--- Records for this exercise Enclosed Below ---

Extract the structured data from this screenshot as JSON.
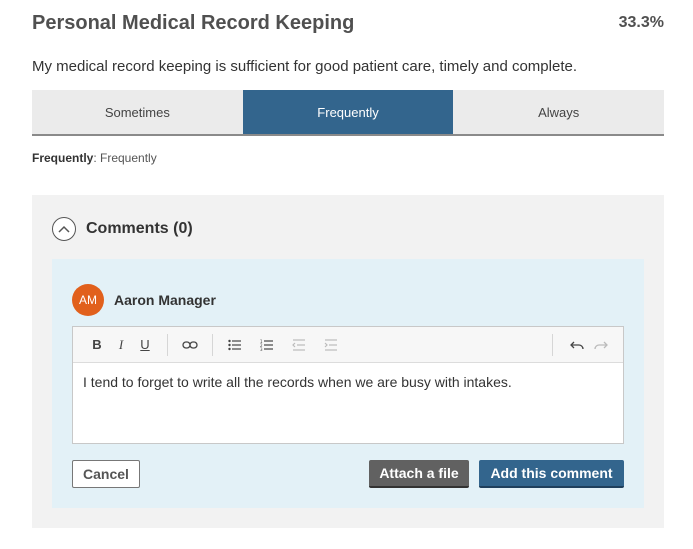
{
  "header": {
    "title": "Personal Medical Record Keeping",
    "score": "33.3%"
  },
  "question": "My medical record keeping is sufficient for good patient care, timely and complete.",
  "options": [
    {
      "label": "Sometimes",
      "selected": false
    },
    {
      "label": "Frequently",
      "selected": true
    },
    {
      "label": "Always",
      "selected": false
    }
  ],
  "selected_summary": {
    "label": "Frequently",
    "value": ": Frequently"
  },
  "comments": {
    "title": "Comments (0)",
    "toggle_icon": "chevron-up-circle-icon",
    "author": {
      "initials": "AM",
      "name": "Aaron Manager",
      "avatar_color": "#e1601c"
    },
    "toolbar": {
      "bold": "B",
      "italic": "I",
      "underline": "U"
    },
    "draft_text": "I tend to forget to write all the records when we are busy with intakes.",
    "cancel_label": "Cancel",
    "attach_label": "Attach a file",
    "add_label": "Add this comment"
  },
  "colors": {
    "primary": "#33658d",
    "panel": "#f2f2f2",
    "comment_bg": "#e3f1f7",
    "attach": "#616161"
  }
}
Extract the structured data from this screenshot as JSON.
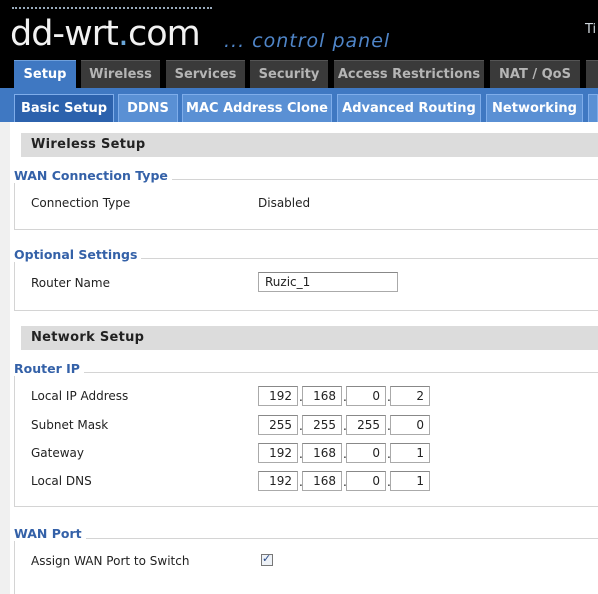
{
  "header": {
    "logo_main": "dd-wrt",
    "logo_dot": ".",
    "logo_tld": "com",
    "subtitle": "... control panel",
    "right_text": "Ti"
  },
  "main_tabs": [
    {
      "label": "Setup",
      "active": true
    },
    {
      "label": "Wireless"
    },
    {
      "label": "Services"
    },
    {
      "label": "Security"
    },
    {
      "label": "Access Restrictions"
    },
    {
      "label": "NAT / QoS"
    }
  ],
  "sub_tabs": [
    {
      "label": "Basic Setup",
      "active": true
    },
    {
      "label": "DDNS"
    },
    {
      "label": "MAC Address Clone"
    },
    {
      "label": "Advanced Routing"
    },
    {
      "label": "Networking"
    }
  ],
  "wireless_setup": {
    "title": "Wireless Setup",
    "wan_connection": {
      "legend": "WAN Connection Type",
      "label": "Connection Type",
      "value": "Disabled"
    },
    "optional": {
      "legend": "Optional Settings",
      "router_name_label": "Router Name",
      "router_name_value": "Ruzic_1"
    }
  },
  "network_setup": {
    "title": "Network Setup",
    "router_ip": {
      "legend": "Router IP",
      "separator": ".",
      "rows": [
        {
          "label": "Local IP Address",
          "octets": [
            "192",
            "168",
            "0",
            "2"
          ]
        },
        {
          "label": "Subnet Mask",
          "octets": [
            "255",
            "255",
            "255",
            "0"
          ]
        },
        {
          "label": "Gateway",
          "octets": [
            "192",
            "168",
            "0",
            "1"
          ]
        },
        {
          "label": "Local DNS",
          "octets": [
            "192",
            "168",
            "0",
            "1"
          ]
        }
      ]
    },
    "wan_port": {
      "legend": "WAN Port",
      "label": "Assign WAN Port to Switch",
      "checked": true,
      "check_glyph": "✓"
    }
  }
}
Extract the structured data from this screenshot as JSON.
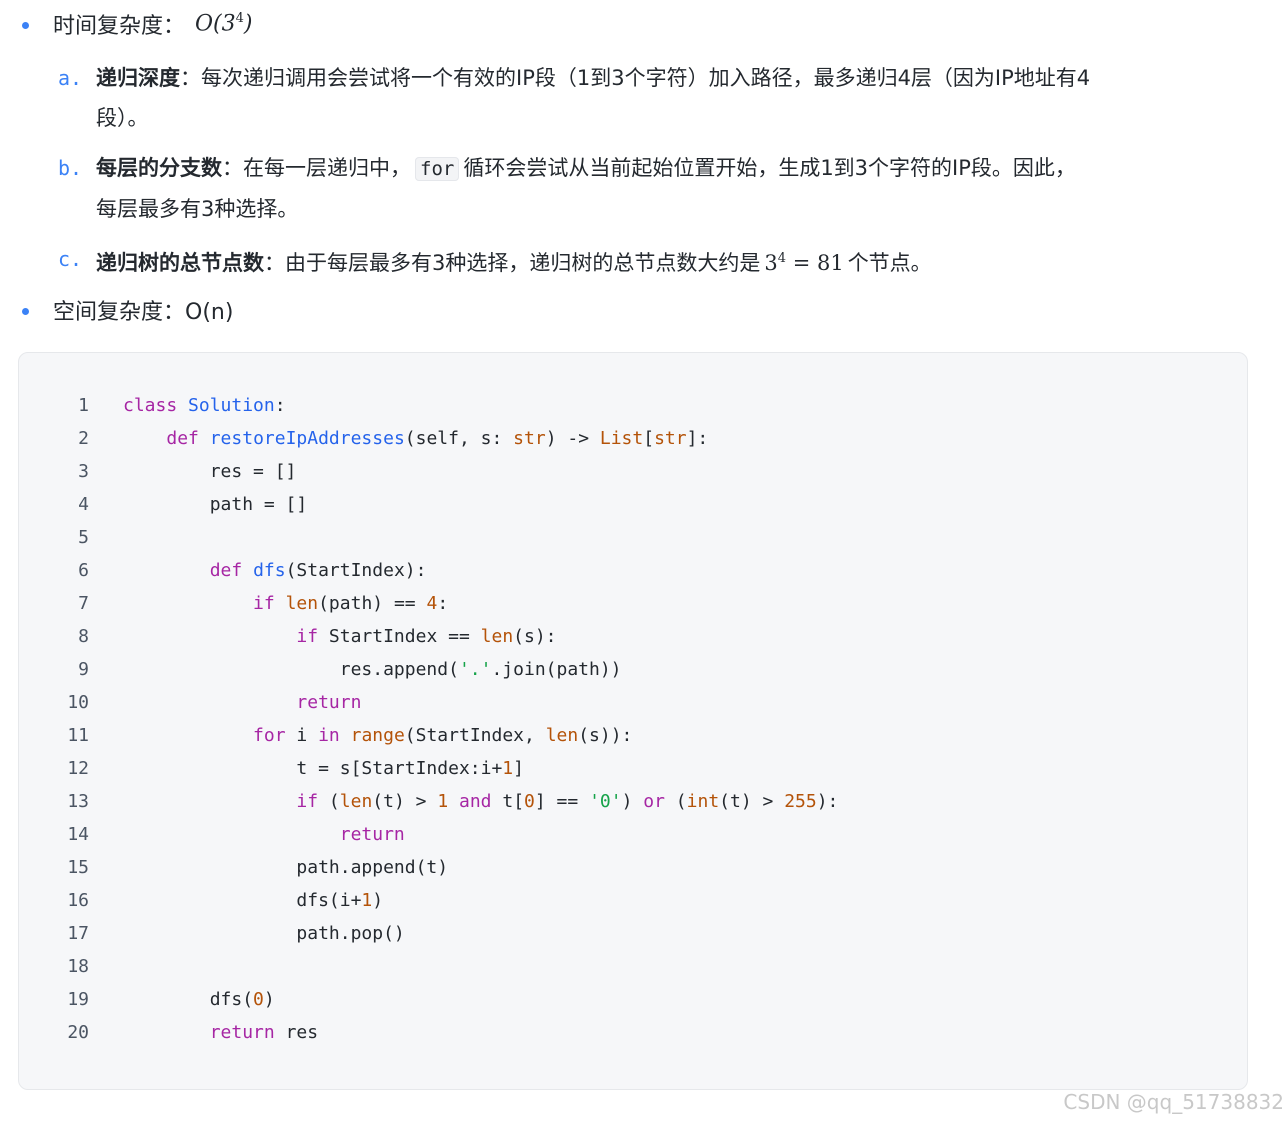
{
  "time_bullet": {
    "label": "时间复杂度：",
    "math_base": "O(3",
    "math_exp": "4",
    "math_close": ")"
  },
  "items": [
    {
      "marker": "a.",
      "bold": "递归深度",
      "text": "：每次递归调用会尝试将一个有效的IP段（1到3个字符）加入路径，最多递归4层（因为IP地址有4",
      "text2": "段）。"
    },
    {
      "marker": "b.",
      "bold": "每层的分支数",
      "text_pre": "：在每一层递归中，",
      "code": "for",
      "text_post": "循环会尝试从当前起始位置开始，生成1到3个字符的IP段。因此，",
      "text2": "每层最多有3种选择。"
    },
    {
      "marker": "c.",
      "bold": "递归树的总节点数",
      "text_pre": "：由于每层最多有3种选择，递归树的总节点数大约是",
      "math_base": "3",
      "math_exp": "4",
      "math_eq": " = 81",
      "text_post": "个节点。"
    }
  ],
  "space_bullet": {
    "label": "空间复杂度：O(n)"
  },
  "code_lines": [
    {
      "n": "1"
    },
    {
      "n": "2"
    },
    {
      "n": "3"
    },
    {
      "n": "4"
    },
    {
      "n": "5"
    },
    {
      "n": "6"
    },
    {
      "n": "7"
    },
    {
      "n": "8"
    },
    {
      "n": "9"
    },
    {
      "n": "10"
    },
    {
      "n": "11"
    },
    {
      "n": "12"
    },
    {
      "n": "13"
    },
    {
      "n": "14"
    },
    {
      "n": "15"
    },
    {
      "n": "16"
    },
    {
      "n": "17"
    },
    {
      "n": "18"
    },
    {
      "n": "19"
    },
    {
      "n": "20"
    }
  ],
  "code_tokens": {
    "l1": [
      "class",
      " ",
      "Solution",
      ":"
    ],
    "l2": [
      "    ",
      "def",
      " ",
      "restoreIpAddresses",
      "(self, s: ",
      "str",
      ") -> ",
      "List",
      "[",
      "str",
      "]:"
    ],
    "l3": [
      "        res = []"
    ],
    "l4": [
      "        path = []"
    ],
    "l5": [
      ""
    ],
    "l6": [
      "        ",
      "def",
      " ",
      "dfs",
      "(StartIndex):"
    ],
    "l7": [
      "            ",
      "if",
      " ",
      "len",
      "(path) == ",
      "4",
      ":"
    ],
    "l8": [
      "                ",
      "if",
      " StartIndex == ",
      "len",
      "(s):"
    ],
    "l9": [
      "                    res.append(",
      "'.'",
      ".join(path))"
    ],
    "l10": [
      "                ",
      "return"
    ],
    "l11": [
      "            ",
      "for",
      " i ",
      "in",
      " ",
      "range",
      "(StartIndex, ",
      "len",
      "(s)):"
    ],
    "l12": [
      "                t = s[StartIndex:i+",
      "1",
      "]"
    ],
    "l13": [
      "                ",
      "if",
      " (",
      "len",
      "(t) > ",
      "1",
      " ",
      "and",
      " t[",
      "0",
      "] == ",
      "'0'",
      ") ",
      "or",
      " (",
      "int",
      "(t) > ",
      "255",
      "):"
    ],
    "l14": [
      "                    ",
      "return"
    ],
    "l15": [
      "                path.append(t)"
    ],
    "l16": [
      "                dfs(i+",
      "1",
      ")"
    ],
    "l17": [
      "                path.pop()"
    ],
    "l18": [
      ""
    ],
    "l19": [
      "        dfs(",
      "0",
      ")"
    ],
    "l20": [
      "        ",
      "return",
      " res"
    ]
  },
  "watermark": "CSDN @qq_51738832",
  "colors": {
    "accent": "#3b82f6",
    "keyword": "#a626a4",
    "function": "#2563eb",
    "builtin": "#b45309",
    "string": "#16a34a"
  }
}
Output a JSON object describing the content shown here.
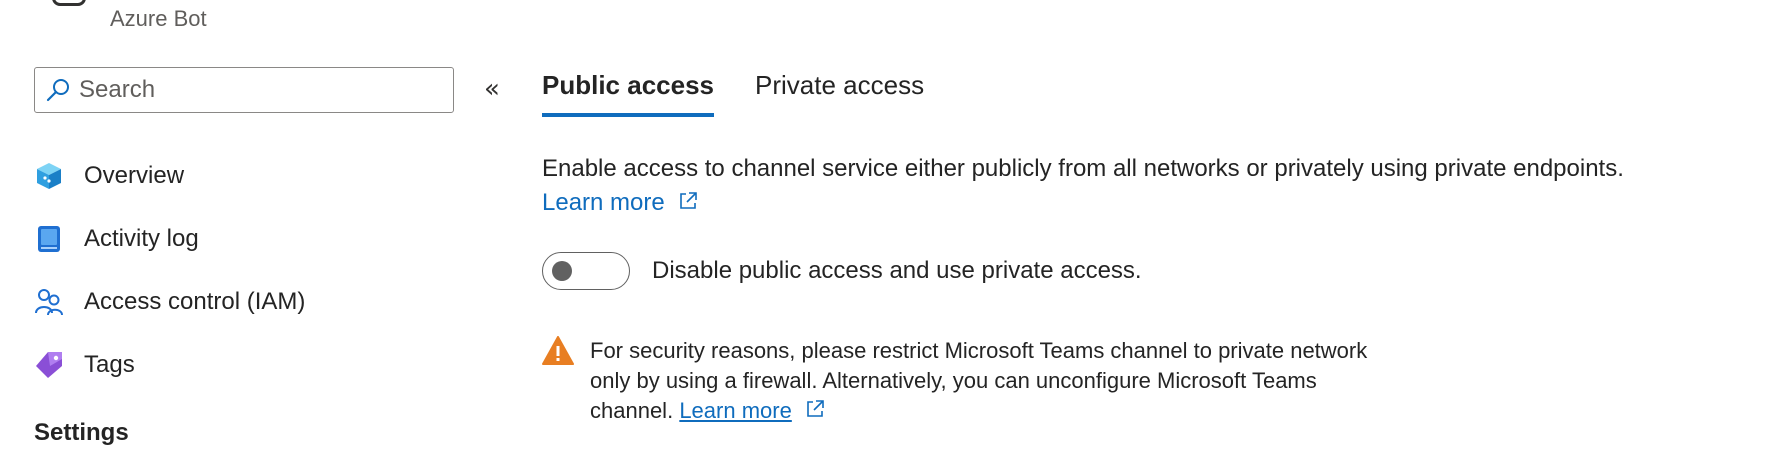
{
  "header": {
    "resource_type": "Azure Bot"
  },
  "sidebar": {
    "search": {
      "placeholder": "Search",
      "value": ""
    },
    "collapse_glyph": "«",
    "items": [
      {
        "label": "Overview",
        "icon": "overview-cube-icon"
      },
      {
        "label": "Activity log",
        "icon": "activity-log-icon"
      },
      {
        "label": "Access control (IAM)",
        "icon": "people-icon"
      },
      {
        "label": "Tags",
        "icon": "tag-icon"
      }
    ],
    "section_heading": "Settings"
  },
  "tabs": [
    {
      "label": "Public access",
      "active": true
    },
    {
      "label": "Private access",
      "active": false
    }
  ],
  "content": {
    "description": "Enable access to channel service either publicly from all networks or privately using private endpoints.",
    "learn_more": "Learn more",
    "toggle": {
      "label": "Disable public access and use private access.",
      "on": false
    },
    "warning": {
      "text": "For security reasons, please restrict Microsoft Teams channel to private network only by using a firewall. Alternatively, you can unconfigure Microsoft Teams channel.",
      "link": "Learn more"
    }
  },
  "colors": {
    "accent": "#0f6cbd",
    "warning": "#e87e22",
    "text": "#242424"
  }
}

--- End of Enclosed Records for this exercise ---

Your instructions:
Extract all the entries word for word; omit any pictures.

Task solution:
Extract the structured data from this screenshot as JSON.
{
  "header": {
    "title": "Personal Medical Record Keeping",
    "score": "33.3%"
  },
  "question": "My medical record keeping is sufficient for good patient care, timely and complete.",
  "options": [
    {
      "label": "Sometimes",
      "selected": false
    },
    {
      "label": "Frequently",
      "selected": true
    },
    {
      "label": "Always",
      "selected": false
    }
  ],
  "selected_summary": {
    "label": "Frequently",
    "value": ": Frequently"
  },
  "comments": {
    "title": "Comments (0)",
    "toggle_icon": "chevron-up-circle-icon",
    "author": {
      "initials": "AM",
      "name": "Aaron Manager",
      "avatar_color": "#e1601c"
    },
    "toolbar": {
      "bold": "B",
      "italic": "I",
      "underline": "U"
    },
    "draft_text": "I tend to forget to write all the records when we are busy with intakes.",
    "cancel_label": "Cancel",
    "attach_label": "Attach a file",
    "add_label": "Add this comment"
  },
  "colors": {
    "primary": "#33658d",
    "panel": "#f2f2f2",
    "comment_bg": "#e3f1f7",
    "attach": "#616161"
  }
}
Extract the structured data from this screenshot as JSON.
{
  "header": {
    "logo_main": "dd-wrt",
    "logo_dot": ".",
    "logo_tld": "com",
    "subtitle": "... control panel",
    "right_text": "Ti"
  },
  "main_tabs": [
    {
      "label": "Setup",
      "active": true
    },
    {
      "label": "Wireless"
    },
    {
      "label": "Services"
    },
    {
      "label": "Security"
    },
    {
      "label": "Access Restrictions"
    },
    {
      "label": "NAT / QoS"
    }
  ],
  "sub_tabs": [
    {
      "label": "Basic Setup",
      "active": true
    },
    {
      "label": "DDNS"
    },
    {
      "label": "MAC Address Clone"
    },
    {
      "label": "Advanced Routing"
    },
    {
      "label": "Networking"
    }
  ],
  "wireless_setup": {
    "title": "Wireless Setup",
    "wan_connection": {
      "legend": "WAN Connection Type",
      "label": "Connection Type",
      "value": "Disabled"
    },
    "optional": {
      "legend": "Optional Settings",
      "router_name_label": "Router Name",
      "router_name_value": "Ruzic_1"
    }
  },
  "network_setup": {
    "title": "Network Setup",
    "router_ip": {
      "legend": "Router IP",
      "separator": ".",
      "rows": [
        {
          "label": "Local IP Address",
          "octets": [
            "192",
            "168",
            "0",
            "2"
          ]
        },
        {
          "label": "Subnet Mask",
          "octets": [
            "255",
            "255",
            "255",
            "0"
          ]
        },
        {
          "label": "Gateway",
          "octets": [
            "192",
            "168",
            "0",
            "1"
          ]
        },
        {
          "label": "Local DNS",
          "octets": [
            "192",
            "168",
            "0",
            "1"
          ]
        }
      ]
    },
    "wan_port": {
      "legend": "WAN Port",
      "label": "Assign WAN Port to Switch",
      "checked": true,
      "check_glyph": "✓"
    }
  }
}
Extract the structured data from this screenshot as JSON.
{
  "time_bullet": {
    "label": "时间复杂度：",
    "math_base": "O(3",
    "math_exp": "4",
    "math_close": ")"
  },
  "items": [
    {
      "marker": "a.",
      "bold": "递归深度",
      "text": "：每次递归调用会尝试将一个有效的IP段（1到3个字符）加入路径，最多递归4层（因为IP地址有4",
      "text2": "段）。"
    },
    {
      "marker": "b.",
      "bold": "每层的分支数",
      "text_pre": "：在每一层递归中，",
      "code": "for",
      "text_post": "循环会尝试从当前起始位置开始，生成1到3个字符的IP段。因此，",
      "text2": "每层最多有3种选择。"
    },
    {
      "marker": "c.",
      "bold": "递归树的总节点数",
      "text_pre": "：由于每层最多有3种选择，递归树的总节点数大约是",
      "math_base": "3",
      "math_exp": "4",
      "math_eq": " = 81",
      "text_post": "个节点。"
    }
  ],
  "space_bullet": {
    "label": "空间复杂度：O(n)"
  },
  "code_lines": [
    {
      "n": "1"
    },
    {
      "n": "2"
    },
    {
      "n": "3"
    },
    {
      "n": "4"
    },
    {
      "n": "5"
    },
    {
      "n": "6"
    },
    {
      "n": "7"
    },
    {
      "n": "8"
    },
    {
      "n": "9"
    },
    {
      "n": "10"
    },
    {
      "n": "11"
    },
    {
      "n": "12"
    },
    {
      "n": "13"
    },
    {
      "n": "14"
    },
    {
      "n": "15"
    },
    {
      "n": "16"
    },
    {
      "n": "17"
    },
    {
      "n": "18"
    },
    {
      "n": "19"
    },
    {
      "n": "20"
    }
  ],
  "code_tokens": {
    "l1": [
      "class",
      " ",
      "Solution",
      ":"
    ],
    "l2": [
      "    ",
      "def",
      " ",
      "restoreIpAddresses",
      "(self, s: ",
      "str",
      ") -> ",
      "List",
      "[",
      "str",
      "]:"
    ],
    "l3": [
      "        res = []"
    ],
    "l4": [
      "        path = []"
    ],
    "l5": [
      ""
    ],
    "l6": [
      "        ",
      "def",
      " ",
      "dfs",
      "(StartIndex):"
    ],
    "l7": [
      "            ",
      "if",
      " ",
      "len",
      "(path) == ",
      "4",
      ":"
    ],
    "l8": [
      "                ",
      "if",
      " StartIndex == ",
      "len",
      "(s):"
    ],
    "l9": [
      "                    res.append(",
      "'.'",
      ".join(path))"
    ],
    "l10": [
      "                ",
      "return"
    ],
    "l11": [
      "            ",
      "for",
      " i ",
      "in",
      " ",
      "range",
      "(StartIndex, ",
      "len",
      "(s)):"
    ],
    "l12": [
      "                t = s[StartIndex:i+",
      "1",
      "]"
    ],
    "l13": [
      "                ",
      "if",
      " (",
      "len",
      "(t) > ",
      "1",
      " ",
      "and",
      " t[",
      "0",
      "] == ",
      "'0'",
      ") ",
      "or",
      " (",
      "int",
      "(t) > ",
      "255",
      "):"
    ],
    "l14": [
      "                    ",
      "return"
    ],
    "l15": [
      "                path.append(t)"
    ],
    "l16": [
      "                dfs(i+",
      "1",
      ")"
    ],
    "l17": [
      "                path.pop()"
    ],
    "l18": [
      ""
    ],
    "l19": [
      "        dfs(",
      "0",
      ")"
    ],
    "l20": [
      "        ",
      "return",
      " res"
    ]
  },
  "watermark": "CSDN @qq_51738832",
  "colors": {
    "accent": "#3b82f6",
    "keyword": "#a626a4",
    "function": "#2563eb",
    "builtin": "#b45309",
    "string": "#16a34a"
  }
}
Output a JSON object describing the content shown here.
{
  "header": {
    "resource_type": "Azure Bot"
  },
  "sidebar": {
    "search": {
      "placeholder": "Search",
      "value": ""
    },
    "collapse_glyph": "«",
    "items": [
      {
        "label": "Overview",
        "icon": "overview-cube-icon"
      },
      {
        "label": "Activity log",
        "icon": "activity-log-icon"
      },
      {
        "label": "Access control (IAM)",
        "icon": "people-icon"
      },
      {
        "label": "Tags",
        "icon": "tag-icon"
      }
    ],
    "section_heading": "Settings"
  },
  "tabs": [
    {
      "label": "Public access",
      "active": true
    },
    {
      "label": "Private access",
      "active": false
    }
  ],
  "content": {
    "description": "Enable access to channel service either publicly from all networks or privately using private endpoints.",
    "learn_more": "Learn more",
    "toggle": {
      "label": "Disable public access and use private access.",
      "on": false
    },
    "warning": {
      "text": "For security reasons, please restrict Microsoft Teams channel to private network only by using a firewall. Alternatively, you can unconfigure Microsoft Teams channel.",
      "link": "Learn more"
    }
  },
  "colors": {
    "accent": "#0f6cbd",
    "warning": "#e87e22",
    "text": "#242424"
  }
}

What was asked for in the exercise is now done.